By Correspondent

ZIMBABWE GOVERNMENT has rejected any prospects of a Truth and Reconciliation Commissions, arguing such bodies were invalid.

This was revealed by Justice and Legal Affairs Minister Patrick Chinamasa who claimed evidence showed that such bodies failed to achieve anything in countries they were established.

Minister Chinamasa who is also a Zanu-PF politburo member, said this on Wednesday night during a public meeting organised by the Crisis Coalition in Zimbabwe.

He reiterated that calls for the Zimbabwe Human Rights Commission to investigate alleged human rights abuses since the colonial era would not help the country.

The meeting was held under the theme, "13th of February, 2009 ZHRC cut off date. A classic example of politically sponsored historical amnesia or a practical arrangement for a working human rights commission."

Representatives of the MDC formations also defended the cut off date that was set in the ZHRC Bill that was recently passed by the House of Assembly.

"We set up the organ on national healing and essentially we were saying it is far better to prevent conflict, to mediate and have early warning systems.

"Calls for a TRC are only good on paper, they have not done anything, look at South Africa, the victims are still there and the perpetrators are still moving free.

"It is very difficult to go back 500 years and get to the bottom of it (alleged crimes). Let us please expend our energies on the present and the future . . . those who want to rake up the past can do so, but we will see where it goes," Minister Chinamasa said.

He also said the country's criminal laws dealt with the majority of human rights abuses and said issues that should be up for discussion should be on strengthening police to fight crime.

"The majority of human rights violations are dealt with by criminal law, the rapes, indecent assaults, the house breakings, these are all human rights violations.

"The organisation on the forefront of combating human rights violations is the police, but they also need assistance in witnesses and other specifics.

"A lot of crimes are said to have been committed without any substantiation. If a crime has been committed the first port of call is not the newspaper but the police because by the time the story is published the evidence would be concealed. If there are problems with the police that is what we should investigate."

MDC-T spokesperson, Mr Douglas Mwonzora, said his party had supported the cut off date of February 13, 2009 as they believed the new constitution would provide mechanisms to deal with past crimes.

"It is possible that in the coming constitution we may have a TRC therefore we supported the ZHRC Bill.

"We must arrest injustice and we must make sure we arrest human rights abusers.

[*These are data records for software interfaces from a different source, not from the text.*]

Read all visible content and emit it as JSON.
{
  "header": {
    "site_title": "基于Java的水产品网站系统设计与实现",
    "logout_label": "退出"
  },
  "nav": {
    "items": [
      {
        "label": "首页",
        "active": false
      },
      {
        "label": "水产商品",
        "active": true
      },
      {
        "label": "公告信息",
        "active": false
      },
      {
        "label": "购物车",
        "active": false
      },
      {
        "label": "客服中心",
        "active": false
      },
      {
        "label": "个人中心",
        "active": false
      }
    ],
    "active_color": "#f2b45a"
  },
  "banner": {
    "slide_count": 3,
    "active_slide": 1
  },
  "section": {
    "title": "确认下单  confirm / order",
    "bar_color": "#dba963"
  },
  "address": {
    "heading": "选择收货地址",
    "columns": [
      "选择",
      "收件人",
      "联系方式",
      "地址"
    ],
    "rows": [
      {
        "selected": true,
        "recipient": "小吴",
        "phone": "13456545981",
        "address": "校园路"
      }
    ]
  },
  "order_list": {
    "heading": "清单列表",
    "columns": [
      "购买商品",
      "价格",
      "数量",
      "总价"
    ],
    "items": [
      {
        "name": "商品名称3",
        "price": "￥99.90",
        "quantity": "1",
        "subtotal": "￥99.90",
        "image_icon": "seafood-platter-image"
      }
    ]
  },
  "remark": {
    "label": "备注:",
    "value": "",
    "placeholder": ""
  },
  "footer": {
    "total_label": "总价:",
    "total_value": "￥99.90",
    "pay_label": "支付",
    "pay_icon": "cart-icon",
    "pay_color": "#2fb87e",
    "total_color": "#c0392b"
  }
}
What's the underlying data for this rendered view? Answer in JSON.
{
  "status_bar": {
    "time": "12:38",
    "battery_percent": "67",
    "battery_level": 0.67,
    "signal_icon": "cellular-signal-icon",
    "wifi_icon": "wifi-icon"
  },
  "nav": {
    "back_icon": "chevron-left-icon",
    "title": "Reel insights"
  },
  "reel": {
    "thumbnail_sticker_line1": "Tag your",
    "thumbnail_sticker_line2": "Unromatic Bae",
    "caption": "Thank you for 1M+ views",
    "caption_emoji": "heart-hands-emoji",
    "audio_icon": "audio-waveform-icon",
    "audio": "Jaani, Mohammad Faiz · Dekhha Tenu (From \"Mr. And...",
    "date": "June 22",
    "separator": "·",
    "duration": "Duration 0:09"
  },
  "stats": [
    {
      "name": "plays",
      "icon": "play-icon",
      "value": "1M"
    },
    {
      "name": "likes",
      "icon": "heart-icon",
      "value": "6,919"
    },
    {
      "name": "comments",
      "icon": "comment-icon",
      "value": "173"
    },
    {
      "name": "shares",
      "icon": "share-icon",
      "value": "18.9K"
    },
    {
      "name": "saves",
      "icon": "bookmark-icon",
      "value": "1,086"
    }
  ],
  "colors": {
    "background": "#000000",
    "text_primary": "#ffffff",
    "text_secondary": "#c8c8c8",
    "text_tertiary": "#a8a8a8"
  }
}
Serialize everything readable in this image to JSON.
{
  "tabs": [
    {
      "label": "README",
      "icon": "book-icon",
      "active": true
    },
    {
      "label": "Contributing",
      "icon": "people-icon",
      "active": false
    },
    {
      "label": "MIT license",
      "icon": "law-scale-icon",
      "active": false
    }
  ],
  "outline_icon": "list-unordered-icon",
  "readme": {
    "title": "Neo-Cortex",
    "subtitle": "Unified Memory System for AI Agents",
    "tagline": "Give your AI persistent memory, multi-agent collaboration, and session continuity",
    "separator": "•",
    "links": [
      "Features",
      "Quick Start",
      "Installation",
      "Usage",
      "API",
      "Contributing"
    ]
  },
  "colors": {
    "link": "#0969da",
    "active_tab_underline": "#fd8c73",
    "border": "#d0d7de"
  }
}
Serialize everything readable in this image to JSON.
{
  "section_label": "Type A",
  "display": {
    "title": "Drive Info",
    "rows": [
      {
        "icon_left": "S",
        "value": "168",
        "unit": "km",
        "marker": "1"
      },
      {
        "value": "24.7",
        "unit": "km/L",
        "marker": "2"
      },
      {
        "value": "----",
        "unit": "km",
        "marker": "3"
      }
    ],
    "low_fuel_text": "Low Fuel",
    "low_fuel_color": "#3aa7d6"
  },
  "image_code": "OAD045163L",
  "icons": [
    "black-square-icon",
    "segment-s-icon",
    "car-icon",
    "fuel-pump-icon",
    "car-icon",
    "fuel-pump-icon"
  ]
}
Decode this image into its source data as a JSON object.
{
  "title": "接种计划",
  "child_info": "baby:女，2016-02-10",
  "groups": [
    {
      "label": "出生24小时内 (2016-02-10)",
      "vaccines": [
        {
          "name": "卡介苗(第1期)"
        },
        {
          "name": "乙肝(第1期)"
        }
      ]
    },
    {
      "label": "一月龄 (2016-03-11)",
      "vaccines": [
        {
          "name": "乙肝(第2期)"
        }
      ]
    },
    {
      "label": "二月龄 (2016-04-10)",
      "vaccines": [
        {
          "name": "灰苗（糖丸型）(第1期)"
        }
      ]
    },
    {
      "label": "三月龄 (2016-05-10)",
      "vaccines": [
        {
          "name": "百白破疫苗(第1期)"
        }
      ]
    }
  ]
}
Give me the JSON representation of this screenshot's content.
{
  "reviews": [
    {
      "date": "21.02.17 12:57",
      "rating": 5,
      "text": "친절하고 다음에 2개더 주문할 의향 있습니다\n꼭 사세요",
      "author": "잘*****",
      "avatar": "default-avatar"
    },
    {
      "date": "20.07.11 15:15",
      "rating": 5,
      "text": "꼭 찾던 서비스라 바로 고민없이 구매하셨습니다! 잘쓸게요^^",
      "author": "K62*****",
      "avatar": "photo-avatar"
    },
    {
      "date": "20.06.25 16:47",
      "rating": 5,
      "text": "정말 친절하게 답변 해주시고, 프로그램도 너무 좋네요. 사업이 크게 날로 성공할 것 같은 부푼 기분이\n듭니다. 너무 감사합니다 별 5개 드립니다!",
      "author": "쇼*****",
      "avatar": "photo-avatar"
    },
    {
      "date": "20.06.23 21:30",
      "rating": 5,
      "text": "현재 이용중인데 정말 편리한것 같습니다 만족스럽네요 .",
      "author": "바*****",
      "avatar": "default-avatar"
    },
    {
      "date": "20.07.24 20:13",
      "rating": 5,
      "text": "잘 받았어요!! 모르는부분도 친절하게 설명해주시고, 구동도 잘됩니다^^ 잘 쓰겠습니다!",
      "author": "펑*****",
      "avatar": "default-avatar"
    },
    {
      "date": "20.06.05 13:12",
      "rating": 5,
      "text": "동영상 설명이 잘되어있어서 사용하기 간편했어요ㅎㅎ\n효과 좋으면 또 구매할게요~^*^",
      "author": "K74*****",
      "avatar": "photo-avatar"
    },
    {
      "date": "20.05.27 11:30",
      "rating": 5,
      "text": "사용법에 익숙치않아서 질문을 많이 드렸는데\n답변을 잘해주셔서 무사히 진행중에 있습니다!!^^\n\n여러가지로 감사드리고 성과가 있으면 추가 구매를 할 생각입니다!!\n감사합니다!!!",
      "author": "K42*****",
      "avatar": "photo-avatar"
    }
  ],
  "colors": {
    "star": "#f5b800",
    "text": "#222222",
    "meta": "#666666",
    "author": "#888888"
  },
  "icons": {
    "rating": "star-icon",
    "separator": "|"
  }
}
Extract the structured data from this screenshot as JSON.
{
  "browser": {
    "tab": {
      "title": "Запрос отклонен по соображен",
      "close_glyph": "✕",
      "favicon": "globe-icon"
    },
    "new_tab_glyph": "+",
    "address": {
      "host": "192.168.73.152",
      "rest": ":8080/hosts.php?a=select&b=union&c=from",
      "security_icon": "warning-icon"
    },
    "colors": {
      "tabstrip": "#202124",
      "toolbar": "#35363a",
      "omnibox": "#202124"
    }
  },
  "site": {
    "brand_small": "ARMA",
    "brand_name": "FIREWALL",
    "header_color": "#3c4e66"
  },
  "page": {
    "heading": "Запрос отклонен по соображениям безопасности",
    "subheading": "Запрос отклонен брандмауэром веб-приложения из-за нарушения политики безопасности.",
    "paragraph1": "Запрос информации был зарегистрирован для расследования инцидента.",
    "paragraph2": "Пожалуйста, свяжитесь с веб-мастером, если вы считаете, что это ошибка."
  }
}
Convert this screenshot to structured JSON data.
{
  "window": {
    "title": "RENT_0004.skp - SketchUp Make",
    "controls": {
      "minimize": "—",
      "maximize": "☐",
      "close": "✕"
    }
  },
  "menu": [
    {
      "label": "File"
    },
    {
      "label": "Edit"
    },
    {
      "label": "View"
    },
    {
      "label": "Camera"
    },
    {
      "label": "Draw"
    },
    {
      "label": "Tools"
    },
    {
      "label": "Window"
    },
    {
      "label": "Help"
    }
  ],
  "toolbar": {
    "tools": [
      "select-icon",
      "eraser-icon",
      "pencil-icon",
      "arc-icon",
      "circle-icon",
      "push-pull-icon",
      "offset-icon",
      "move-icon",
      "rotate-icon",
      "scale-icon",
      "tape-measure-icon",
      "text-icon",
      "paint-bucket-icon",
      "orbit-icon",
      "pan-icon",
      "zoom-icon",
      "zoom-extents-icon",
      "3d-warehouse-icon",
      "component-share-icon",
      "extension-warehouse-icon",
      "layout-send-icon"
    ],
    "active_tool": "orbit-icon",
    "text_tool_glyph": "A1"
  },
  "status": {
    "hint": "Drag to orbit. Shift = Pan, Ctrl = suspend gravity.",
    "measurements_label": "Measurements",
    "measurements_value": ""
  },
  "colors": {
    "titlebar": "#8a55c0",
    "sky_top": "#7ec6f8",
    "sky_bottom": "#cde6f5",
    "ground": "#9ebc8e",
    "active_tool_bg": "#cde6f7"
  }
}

Why we agreed to the cut off date is that we are confident that there is another organ that is coming that will deal with that (past crimes)," he said.

Mr Mwonzora accused the police of partiality in dealing with human rights issues saying this had prompted the creation of the ZHRC.

MDC's director of policy and research coordination, Mr Qhubani Moyo, said his party agreed to the cut off date as it was the only practical way to deal with the issues under the current political dispensation.

"As Zimbabweans we need to be sincere and work constructively on what is in the best interests of our country.

"The current set up and the hung Parliament doesn't augur well for the extreme positions some of you want," he said.

The ZHRC Bill was passed in the House of Assembly last week as part of measures to operationalise work of the commission that was appointed in 2009.

The Bill has been on the table for over two years due to disagreements by the three political parties especially on the period from where it will start investigations into human rights abuses.